When traffic grinds to a halt and commute times go off the charts like they did during last Thursday's drizzly afternoon commute, there is nothing like a little levity to lighten things up.

Leave it to WCCO Radio (830 AM) afternoon drive-time host John Williams to come through with a 2-minute parody that he introduced as "Your 5:12 WCCO Traffic Minute Mantra."

The piece with angelic music and the sound of trickling water featured a calm voice that comes on the air and says, "If your commute is taking longer than normal, breathe and say, 'I am bigger than my problems.' "

The advice is the same for freeway hostages who spot others using their idling time to tap out a few text messages, a no-no under state law, by the way.

"If the person in front of you is texting, breathe and say, 'I am bigger than my problems.' "

Those pinch points that call for the dreaded "zipper merge" are always a place of contention, what with impatient folks who zoom to the merge point and expect motorists who have been waiting a long time to let them in.

When that happens, just breathe and say, "I am bigger than my problems," the voice says.

But just once.

"The next time Chucklenuts comes up from behind on the left side and gets ready to cut in line at the last second, block his path, breathe in and say, 'Not on my watch, sucker,' " the voice says in a snarly tone. "Straddle the line, weaving back and forth to maintain your spot in line without letting him pass.

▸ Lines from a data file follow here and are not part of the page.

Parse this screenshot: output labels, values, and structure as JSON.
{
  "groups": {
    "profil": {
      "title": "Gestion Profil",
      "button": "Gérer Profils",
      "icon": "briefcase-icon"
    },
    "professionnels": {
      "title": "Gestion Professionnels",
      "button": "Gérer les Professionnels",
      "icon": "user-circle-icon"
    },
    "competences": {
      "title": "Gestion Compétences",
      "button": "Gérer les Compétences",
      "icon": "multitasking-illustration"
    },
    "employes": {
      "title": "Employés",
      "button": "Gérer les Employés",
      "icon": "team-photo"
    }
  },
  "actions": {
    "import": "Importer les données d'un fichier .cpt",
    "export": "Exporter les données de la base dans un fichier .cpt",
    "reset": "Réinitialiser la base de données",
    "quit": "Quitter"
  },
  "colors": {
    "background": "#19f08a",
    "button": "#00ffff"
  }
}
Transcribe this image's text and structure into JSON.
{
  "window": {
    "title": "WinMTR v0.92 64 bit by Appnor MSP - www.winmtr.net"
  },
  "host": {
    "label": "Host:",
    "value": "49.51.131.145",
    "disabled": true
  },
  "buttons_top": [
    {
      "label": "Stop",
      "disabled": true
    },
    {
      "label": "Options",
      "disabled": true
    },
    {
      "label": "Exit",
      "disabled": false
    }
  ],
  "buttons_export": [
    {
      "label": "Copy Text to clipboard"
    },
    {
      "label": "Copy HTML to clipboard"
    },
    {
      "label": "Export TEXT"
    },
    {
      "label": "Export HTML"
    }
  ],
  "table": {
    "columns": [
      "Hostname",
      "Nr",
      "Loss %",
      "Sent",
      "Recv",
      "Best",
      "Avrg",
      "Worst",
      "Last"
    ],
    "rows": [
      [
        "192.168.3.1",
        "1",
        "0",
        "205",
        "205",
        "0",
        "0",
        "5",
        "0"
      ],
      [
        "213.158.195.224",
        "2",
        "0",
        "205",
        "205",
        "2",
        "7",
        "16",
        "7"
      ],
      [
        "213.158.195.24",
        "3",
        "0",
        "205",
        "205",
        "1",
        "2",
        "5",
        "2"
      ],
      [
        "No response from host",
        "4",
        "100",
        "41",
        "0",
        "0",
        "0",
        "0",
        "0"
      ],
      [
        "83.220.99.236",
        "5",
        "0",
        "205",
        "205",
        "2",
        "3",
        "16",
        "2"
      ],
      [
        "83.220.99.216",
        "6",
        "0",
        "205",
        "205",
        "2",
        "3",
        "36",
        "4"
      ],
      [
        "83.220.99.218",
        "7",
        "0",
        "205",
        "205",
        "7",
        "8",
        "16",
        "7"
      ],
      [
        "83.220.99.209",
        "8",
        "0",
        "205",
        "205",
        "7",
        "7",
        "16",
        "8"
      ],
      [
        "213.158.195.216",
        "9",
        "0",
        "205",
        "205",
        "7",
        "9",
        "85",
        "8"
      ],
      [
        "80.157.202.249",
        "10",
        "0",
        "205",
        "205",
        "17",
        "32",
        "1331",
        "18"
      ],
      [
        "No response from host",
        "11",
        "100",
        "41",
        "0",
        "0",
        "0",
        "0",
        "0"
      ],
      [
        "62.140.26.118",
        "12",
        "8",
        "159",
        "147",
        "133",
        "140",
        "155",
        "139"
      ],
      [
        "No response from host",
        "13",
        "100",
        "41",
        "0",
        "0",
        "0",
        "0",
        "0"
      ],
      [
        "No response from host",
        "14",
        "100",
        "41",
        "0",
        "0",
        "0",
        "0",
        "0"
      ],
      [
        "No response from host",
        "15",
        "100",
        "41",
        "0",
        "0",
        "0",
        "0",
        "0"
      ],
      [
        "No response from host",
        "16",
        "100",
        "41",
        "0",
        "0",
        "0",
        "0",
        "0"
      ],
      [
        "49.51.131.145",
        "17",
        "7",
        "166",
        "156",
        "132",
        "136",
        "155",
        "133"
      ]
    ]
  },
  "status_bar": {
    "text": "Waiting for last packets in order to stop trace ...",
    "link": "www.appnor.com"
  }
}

He is your problem … and you are bigger than this problem."

Zipper merging "is cheating," the voice says, and drivers should "ram him if necessary."

(That view might be seconded by Claire Gallagher, who left me a voice mail recently. She isn't a fan of zipper merging because "people get madder than hell because somebody pulled in front of them.")

Williams, of course, is not advocating reckless behavior on the roads.

"The hook is that even calm and reason loses its mind when we endure something like this," Williams said. "People were thankful we did it. We were just trying to make them smile."

The segment got a laugh from the State Patrol's Lt. Tiffani Nielson, who heard it during her 1 hour 45 minute ride from St. Paul to the western suburbs. But it was a little disconcerting, she said.

"It was funny, but don't actually do it," she said. "That was really bad advice. The zipper merge is to maximize lane capacity until the last opportunity. You are supposed to use both lanes. You should not straddle. You can get a ticket for that. This creates misinformation."

Nielson recognized that the segment was done with a sense of humor, but it's not wise for drivers to put themselves in a bad situation and risk getting rear-ended or a road-rage situation.

"Let's keep it as good as possible for everybody. Don't be a jerk. We are all in this together."

Williams said listener reaction was so strong that a second installment of "Traffic Minute Mantra" was produced for Friday's show. But it was not without thought on how it would be received.

"This comes up when we do bits like this," Williams said. "I never look behind the curtain. I leave it to adults in the room to figure it out."

The bottom line, when stuck in traffic, just breathe.